Once you decide to move some or all of your operations to the cloud, you may have concerns about risk and security. There are many benefits to adopting the cloud for your small business. The cloud provides instant access to data anytime, anywhere there is an internet connection. Cloud computing also offers scalable storage for files, applications, and improved collaboration regardless of team members' locations; and saved time and money by eliminating the need to build a costly server system and hire an IT manager. Let’s look at some of the risks, and how you can reduce them.
Risk 1: the Cloud Provider Can Get Hacked
Yes, it’s much more appealing to hackers to go after a giant cloud server than your single little company’s server. Essentially, you have no control over this happening. Yes, cloud computing companies take a great deal of precautions and security measures to prevent hacking, but it’s no guarantee your data is 100% safe.
The Remedy: You can encrypt any sensitive material you send to the cloud so that if there is a breach, hackers can’t do anything with your data. Store your encryption key somewhere other than the cloud!
Risk 2: It’s Difficult to Control Access

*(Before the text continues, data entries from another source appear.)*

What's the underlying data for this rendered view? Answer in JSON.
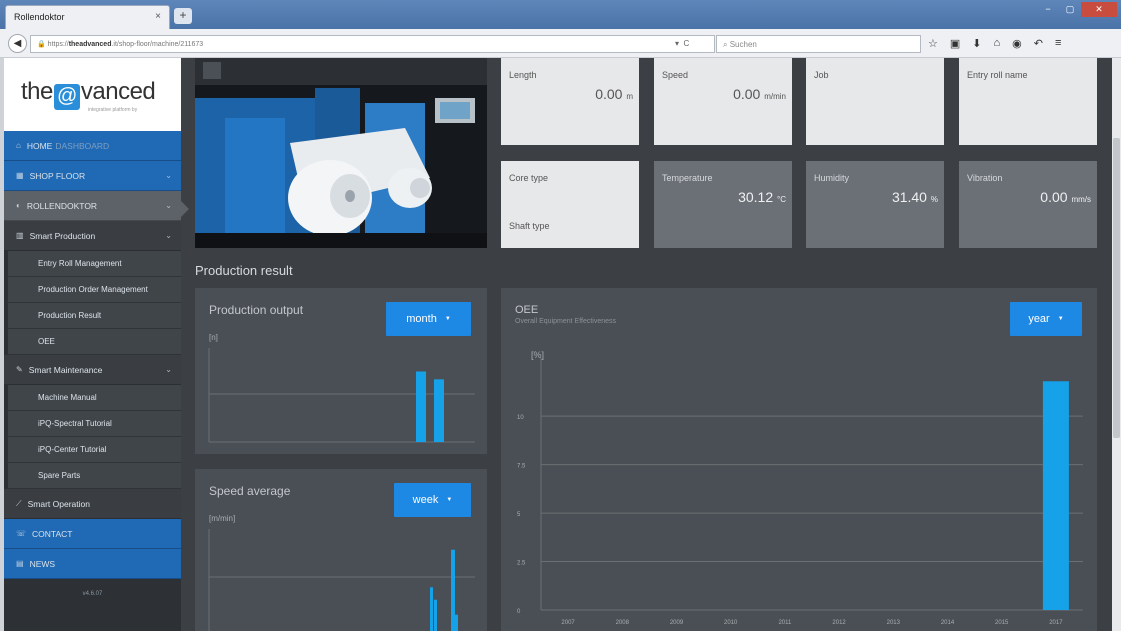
{
  "browser": {
    "tab_title": "Rollendoktor",
    "tab_close": "×",
    "new_tab": "+",
    "url_prefix": "https://",
    "url_domain": "theadvanced",
    "url_path": ".it/shop-floor/machine/211673",
    "search_placeholder": "Suchen",
    "toolbar_icons": [
      "☆",
      "▣",
      "⬇",
      "⌂",
      "◉",
      "↶",
      "≡"
    ]
  },
  "logo": {
    "before": "the",
    "at": "@",
    "after": "vanced",
    "tagline": "integrative platform by"
  },
  "sidebar": {
    "home_label": "HOME",
    "home_sub": "DASHBOARD",
    "shop_floor": "SHOP FLOOR",
    "rollendoktor": "ROLLENDOKTOR",
    "smart_production": "Smart Production",
    "entry_roll": "Entry Roll Management",
    "production_order": "Production Order Management",
    "production_result": "Production Result",
    "oee": "OEE",
    "smart_maintenance": "Smart Maintenance",
    "machine_manual": "Machine Manual",
    "ipq_spectral": "iPQ-Spectral Tutorial",
    "ipq_center": "iPQ-Center Tutorial",
    "spare_parts": "Spare Parts",
    "smart_operation": "Smart Operation",
    "contact": "CONTACT",
    "news": "NEWS",
    "version": "v4.6.07"
  },
  "tiles": {
    "length": {
      "label": "Length",
      "value": "0.00",
      "unit": "m"
    },
    "speed": {
      "label": "Speed",
      "value": "0.00",
      "unit": "m/min"
    },
    "job": {
      "label": "Job"
    },
    "entry_roll_name": {
      "label": "Entry roll name"
    },
    "core_type": {
      "label": "Core type"
    },
    "shaft_type": {
      "label": "Shaft type"
    },
    "temperature": {
      "label": "Temperature",
      "value": "30.12",
      "unit": "°C"
    },
    "humidity": {
      "label": "Humidity",
      "value": "31.40",
      "unit": "%"
    },
    "vibration": {
      "label": "Vibration",
      "value": "0.00",
      "unit": "mm/s"
    }
  },
  "production_result_title": "Production result",
  "production_output": {
    "title": "Production output",
    "unit": "[n]",
    "dropdown": "month",
    "values": [
      9,
      8
    ]
  },
  "speed_average": {
    "title": "Speed average",
    "unit": "[m/min]",
    "dropdown": "week",
    "values": [
      3.5,
      2.5,
      6.5,
      1.3
    ]
  },
  "chart_data": [
    {
      "type": "bar",
      "title": "OEE",
      "subtitle": "Overall Equipment Effectiveness",
      "ylabel": "[%]",
      "dropdown": "year",
      "categories": [
        "2007",
        "2008",
        "2009",
        "2010",
        "2011",
        "2012",
        "2013",
        "2014",
        "2015",
        "2017"
      ],
      "values": [
        0,
        0,
        0,
        0,
        0,
        0,
        0,
        0,
        0,
        11.8
      ],
      "yticks": [
        "0",
        "2.5",
        "5",
        "7.5",
        "10"
      ],
      "ylim": [
        0,
        13
      ],
      "grid": true
    }
  ],
  "colors": {
    "accent": "#1e88e5",
    "bar": "#15a2e8",
    "panel": "#4a4f55",
    "background": "#3c4045"
  }
}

Because you need to allow many people access to a given file through the cloud, it can become a challenge to keep up with who’s got access to which data. And what happens if a disgruntled employee decides to take sensitive data with him after leaving your company?
The Remedy: Set up a system to manage who gets access to which files, rather than giving blanket permission to all. Require each employee to use a password to access these files, and as soon as they leave the company, remove their access. You should be able to monitor logs of who has accessed which files, and when they have logged in.
Risk 3: What if Your Data Goes Up in Smoke?
Things happen. Hurricanes, fires, and theft happens, even in the cloud. If the servers that store your data are gone, you’re left with nothing.
The Remedy: Back up your data on another system, whether it’s a local server or a different cloud server. That way, you have an “extra set of clothes,” so to speak, should your data be compromised.
Risk 4: Compromising Industry Requirements
If you work in a highly-regulated industry like healthcare or financial services, you know there are serious restrictions on some of your data. You’re unclear on how cloud storage works with these regulations, because sometimes the data isn’t yours anymore once it hits the cloud.
The Remedy: Talk to industry regulators about the cloud’s role in compliancy and used an industry-approved cloud vendor.
Whether you’re looking to use a cloud-based application for email or CRM, or are looking for cloud-based storage, find out what kind of security measures the cloud company offers, and what they take responsibility for in case of data breach. Most of the time, the onus falls on you, since a cloud company can’t be responsible for thousands of companies’ sensitive data, so take your own security measures to ensure that your data, wherever it floats, is as safe and protected as can be.